“I know, oldest manager in the big leagues — dinosaur. Okay,” said Johnson, who took courses at Johns Hopkins in computer science as an Orioles player. “I’m pretty high tech and I could always keep up with the geeks.”

Three years ago next week, Mike Rizzo replaced Jim Bowden, who resigned under pressure, as general manger. Coincidence?

“I see enthusiasm throughout this camp. Guys were weeks early. They are in here working every day,” said Rizzo, who inherited a pitching staff that allowed a horrific 825 runs in 2008 and would go on to permit 874 — one of the worst pitching staffs in baseball in decades — in the 103-loss 2009 season.

If it seems that Rizzo and his beefed-up “scouting-first” front office have supervised a minor miracle, they almost certainly have. “I don’t think about it in those [multi-year] terms,” Rizzo said on Tuesday. “I’m just trying to get through today without anything going wrong.”

Last season, with a staff centered on young power pitchers — but with only five starts from Stephen Strasburg — the Nats allowed just 643 runs. As the Nats walked to practice fields on Tuesday, Tyler Clippard contemplated the changes he’s seen since Rizzo released four pathetic relievers on his first day as interim general manager and blew up the bullpen, including switching Clippard from a losing Class AAA starting pitcher into a dynamic all-star setup man.

“The difference in our pitching in just three years is incredible and we should only keep getting better,” said Clippard, aware the 2012 Nats may permit 300 fewer runs in than they did in ’09.

The latest crucial addition is lefty Gio Gonzalez, 31-21 the last two years in Oakland with a 3.17 ERA, but in Rizzo’s mind, on the verge of becoming even better. “If Gio can improve his walk ratio [per nine innings] from 4.1 to 3.7, he’ll become elite,” said Rizzo, murmuring “Cole Hamels.”

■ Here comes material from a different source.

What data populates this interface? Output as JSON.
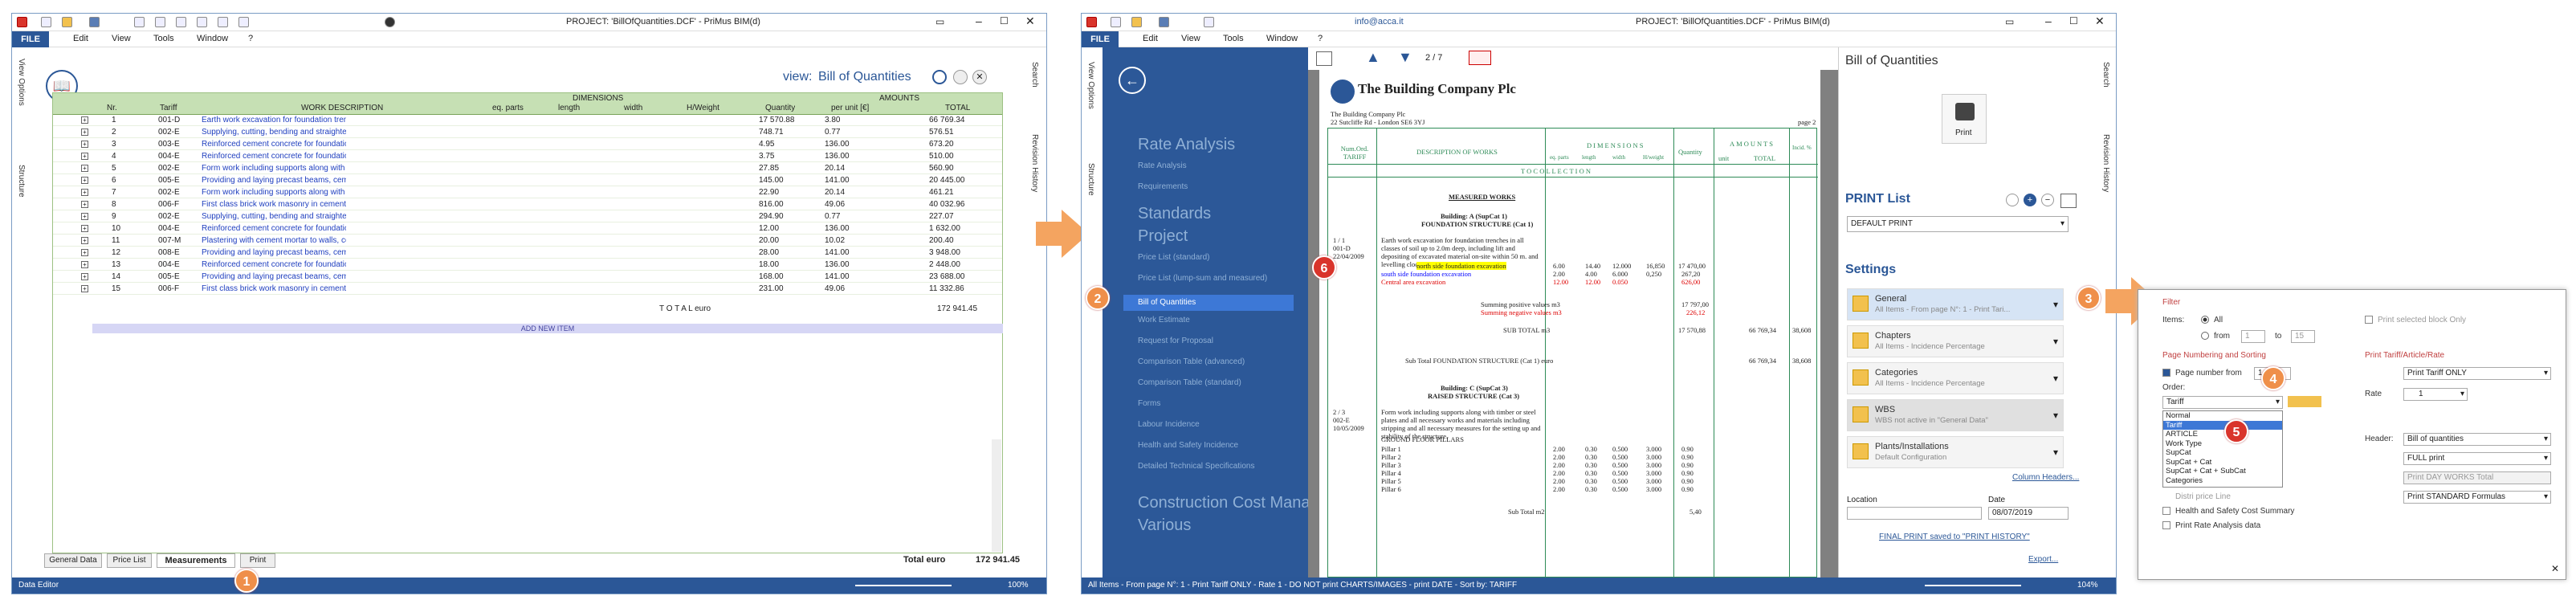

As the Nats hurlers lined up for their first group side-session, lifelong Washington fan Bill Somers, 61, summarized what is in countless minds.

“This is the first time in my life that I have felt realistic optimism about the future of a Washington baseball team,” said Somers, who saw games at Griffith Stadium, sold peanuts at RFK at Senators games and was an usher at the ’69 All-Star Game in D.C. “I don’t even mean making the playoffs this year, just the fun of following this team every day. We didn’t even have a pitching staff until Rizzo was able to put his hands on it.”

Perhaps it doesn’t take much to make downtrodden Nats fans cheerful. What’s remarkable is how far the Nats themselves are already ahead of their fan base in their anticipation. That’s where every good team resides — in a world of hopes, not fears. Washington was last there in, oh, 1933.

“A lot of us came up at about the same time and established ourselves in the big leagues,” Storen said. “Then, after that, you work on improving.

“But the next step is to go from improving ourselves to proving ourselves — in playoff races and the postseason. I really want to be in that scenario, in those big games. And I think we have a chance this year.”

If they do find themselves in a playoff race, one asset may help as much as talent. What gathered here quietly, spontaneously, and very early was not just a random group of players but something that may already be a team.

For Thomas Boswell’s previous columns, go to washingtonpost.